No, the gradients should not be zero for the other components. If your prediction is $\hat y_{ij}$ for some $i,j$ and your observation $y_{ij}=0$, then you predicted too much by $\hat y_{ij}$.

• But $\hat{y}_{ij}$ will always be a softmax value and $y_{ij}$ the actual observation.

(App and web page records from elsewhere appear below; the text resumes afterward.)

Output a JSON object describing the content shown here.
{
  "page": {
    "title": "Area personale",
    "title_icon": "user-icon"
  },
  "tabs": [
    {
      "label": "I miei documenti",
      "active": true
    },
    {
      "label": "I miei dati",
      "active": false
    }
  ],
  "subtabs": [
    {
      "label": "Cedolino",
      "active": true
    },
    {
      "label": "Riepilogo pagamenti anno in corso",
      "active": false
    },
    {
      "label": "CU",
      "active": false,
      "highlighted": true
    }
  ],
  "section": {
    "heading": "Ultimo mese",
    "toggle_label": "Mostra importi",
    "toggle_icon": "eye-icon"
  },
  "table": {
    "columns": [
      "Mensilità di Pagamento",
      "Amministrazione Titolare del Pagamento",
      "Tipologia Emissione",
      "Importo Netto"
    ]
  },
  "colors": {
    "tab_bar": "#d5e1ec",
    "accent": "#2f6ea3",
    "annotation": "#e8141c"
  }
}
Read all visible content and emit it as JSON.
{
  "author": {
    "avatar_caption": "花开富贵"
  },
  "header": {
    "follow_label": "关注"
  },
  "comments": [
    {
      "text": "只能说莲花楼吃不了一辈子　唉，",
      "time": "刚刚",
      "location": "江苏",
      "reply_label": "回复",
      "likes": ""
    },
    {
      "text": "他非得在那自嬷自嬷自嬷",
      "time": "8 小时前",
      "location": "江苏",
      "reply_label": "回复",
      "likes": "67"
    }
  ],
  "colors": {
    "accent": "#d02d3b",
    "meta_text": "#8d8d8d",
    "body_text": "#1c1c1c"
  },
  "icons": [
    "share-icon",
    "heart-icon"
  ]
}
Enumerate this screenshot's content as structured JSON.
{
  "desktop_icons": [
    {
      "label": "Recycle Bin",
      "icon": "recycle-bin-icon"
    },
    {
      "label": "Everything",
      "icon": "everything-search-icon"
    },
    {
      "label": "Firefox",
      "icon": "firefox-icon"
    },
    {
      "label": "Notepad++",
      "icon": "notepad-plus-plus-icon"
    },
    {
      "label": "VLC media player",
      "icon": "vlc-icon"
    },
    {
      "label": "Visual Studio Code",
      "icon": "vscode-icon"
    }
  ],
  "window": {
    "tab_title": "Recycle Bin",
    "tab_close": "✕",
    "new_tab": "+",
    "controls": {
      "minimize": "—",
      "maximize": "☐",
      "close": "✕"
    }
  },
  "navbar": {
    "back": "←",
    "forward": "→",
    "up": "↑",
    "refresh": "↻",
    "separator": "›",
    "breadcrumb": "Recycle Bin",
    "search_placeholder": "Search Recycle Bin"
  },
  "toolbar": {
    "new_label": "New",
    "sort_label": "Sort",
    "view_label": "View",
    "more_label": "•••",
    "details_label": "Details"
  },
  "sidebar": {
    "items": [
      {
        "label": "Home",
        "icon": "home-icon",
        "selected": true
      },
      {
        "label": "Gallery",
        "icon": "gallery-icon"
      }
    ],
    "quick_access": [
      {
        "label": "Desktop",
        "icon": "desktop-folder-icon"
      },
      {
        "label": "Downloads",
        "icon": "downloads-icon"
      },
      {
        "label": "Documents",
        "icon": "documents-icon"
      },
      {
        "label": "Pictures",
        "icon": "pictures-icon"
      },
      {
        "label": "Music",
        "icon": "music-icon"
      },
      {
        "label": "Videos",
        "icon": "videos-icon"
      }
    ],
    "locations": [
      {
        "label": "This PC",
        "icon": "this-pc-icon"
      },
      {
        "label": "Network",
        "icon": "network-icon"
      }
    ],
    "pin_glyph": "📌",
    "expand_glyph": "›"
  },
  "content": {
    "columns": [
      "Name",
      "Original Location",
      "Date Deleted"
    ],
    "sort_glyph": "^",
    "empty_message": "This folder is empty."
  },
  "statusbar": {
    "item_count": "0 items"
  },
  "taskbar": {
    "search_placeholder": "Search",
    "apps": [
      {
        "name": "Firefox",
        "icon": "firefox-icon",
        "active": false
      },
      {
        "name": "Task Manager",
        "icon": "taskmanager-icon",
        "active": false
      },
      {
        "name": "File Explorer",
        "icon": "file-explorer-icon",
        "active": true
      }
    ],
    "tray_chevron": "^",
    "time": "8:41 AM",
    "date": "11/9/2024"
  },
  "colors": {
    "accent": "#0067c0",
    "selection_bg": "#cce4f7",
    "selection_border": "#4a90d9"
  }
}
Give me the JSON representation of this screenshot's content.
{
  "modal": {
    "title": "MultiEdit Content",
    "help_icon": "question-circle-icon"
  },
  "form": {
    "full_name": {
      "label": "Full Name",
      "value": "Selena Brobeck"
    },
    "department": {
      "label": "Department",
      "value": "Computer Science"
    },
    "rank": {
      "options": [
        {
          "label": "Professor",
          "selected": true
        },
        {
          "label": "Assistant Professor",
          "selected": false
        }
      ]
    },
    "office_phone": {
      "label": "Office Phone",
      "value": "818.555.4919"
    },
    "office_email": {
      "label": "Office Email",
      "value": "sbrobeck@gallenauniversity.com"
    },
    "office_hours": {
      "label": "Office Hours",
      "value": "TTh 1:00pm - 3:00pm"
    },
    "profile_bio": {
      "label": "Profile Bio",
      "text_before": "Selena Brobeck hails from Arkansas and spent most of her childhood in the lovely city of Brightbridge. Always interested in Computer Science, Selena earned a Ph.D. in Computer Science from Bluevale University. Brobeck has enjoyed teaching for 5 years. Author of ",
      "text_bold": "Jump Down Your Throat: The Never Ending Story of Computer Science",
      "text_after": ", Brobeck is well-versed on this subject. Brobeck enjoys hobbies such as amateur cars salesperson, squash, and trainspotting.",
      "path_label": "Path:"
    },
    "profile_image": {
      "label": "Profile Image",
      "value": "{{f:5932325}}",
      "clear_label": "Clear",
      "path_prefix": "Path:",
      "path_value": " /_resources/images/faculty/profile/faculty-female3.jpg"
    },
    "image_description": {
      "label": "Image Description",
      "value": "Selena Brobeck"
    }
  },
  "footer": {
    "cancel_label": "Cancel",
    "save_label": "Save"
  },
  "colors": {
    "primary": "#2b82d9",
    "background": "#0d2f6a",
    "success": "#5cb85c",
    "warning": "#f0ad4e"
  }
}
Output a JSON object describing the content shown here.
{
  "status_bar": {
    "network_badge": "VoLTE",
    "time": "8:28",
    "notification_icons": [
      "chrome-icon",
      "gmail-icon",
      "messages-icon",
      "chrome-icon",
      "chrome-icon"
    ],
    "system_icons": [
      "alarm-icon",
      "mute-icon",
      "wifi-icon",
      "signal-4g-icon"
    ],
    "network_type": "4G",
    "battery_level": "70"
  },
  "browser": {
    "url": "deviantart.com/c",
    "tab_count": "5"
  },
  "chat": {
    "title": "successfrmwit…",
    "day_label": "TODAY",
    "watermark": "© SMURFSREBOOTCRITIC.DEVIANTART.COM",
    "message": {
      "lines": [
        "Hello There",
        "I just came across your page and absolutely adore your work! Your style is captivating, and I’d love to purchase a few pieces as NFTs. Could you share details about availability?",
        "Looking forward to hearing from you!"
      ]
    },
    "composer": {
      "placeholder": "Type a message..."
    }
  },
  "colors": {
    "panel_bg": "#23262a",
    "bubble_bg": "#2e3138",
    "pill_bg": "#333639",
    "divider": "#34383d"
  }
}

And because we use the fact of $y_i$ being a one hot vector, hence, the partial derivative $\frac{\partial{CE(\theta)}}{\partial{\theta{ij}}} = 0, \forall j \neq k$, given $y_{ik} = 1$ Am I making an error in the differentiation ? – Shubhanshu Mishra May 1 '15 at 0:41
• Thanks for your input @neil-g I was able to correct my derivation of the gradent. – Shubhanshu Mishra May 1 '15 at 1:48

The following is the same content as the edit, but in (for me) slightly clearer step-by-step format:

We are trying to proof that:

$\frac{\partial{CE}}{\partial{\theta}} = \hat{y} - y$

given

$CE(\theta) = -\sum\nolimits_{i}{y_i*log({\hat{y}_{i}})}$

and

$\hat{y}_{i} = \frac{exp(\theta_i)}{\sum\nolimits_{j}{exp(\theta_j)}}$

We know that $y_{j} = 0$ for $j \neq k$ and $y_k = 1$, so:

$CE(\theta) = -\ log({\hat{y}_{k}})$

$= - \ log(\frac{exp(\theta_k)}{\sum\nolimits_{j}{exp(\theta_j)}})$

$= - \ \theta_k + log(\sum\nolimits_{j}{exp(\theta_j)})$

$\frac{\partial{CE}}{\partial{\theta}} = - \frac{\partial{\theta_k}}{\partial{\theta}} + \frac{\partial}{\partial{\theta}} log(\sum\nolimits_{j}{exp(\theta_j))}$

Use the fact that $\frac{\partial{\theta_k}}{\partial{\theta_k}} = 1$ and $\frac{\partial{\theta_k}}{\partial{\theta_q}} = 0$ for $q \neq k$, to show that.

$\frac{\partial{\theta_k}}{\partial{\theta}} = y$

For the second part we write out the derivative for each individual element of $\theta$ and use the chain rule to get:

$\frac{\partial}{\partial{\theta_i}} log(\sum\nolimits_{j}{exp(\theta_j))} = \frac{exp(\theta_i)}{\sum\nolimits_{j}{exp(\theta_j)}} = \hat{y}_{i}$

Hence,

$\frac{\partial{CE}}{\partial{\theta}} = \frac{\partial}{\partial{\theta}} log(\sum\nolimits_{j}{exp(\theta_j))} - \frac{\partial{\theta_k}}{\partial{\theta}} = \hat{y}$ - y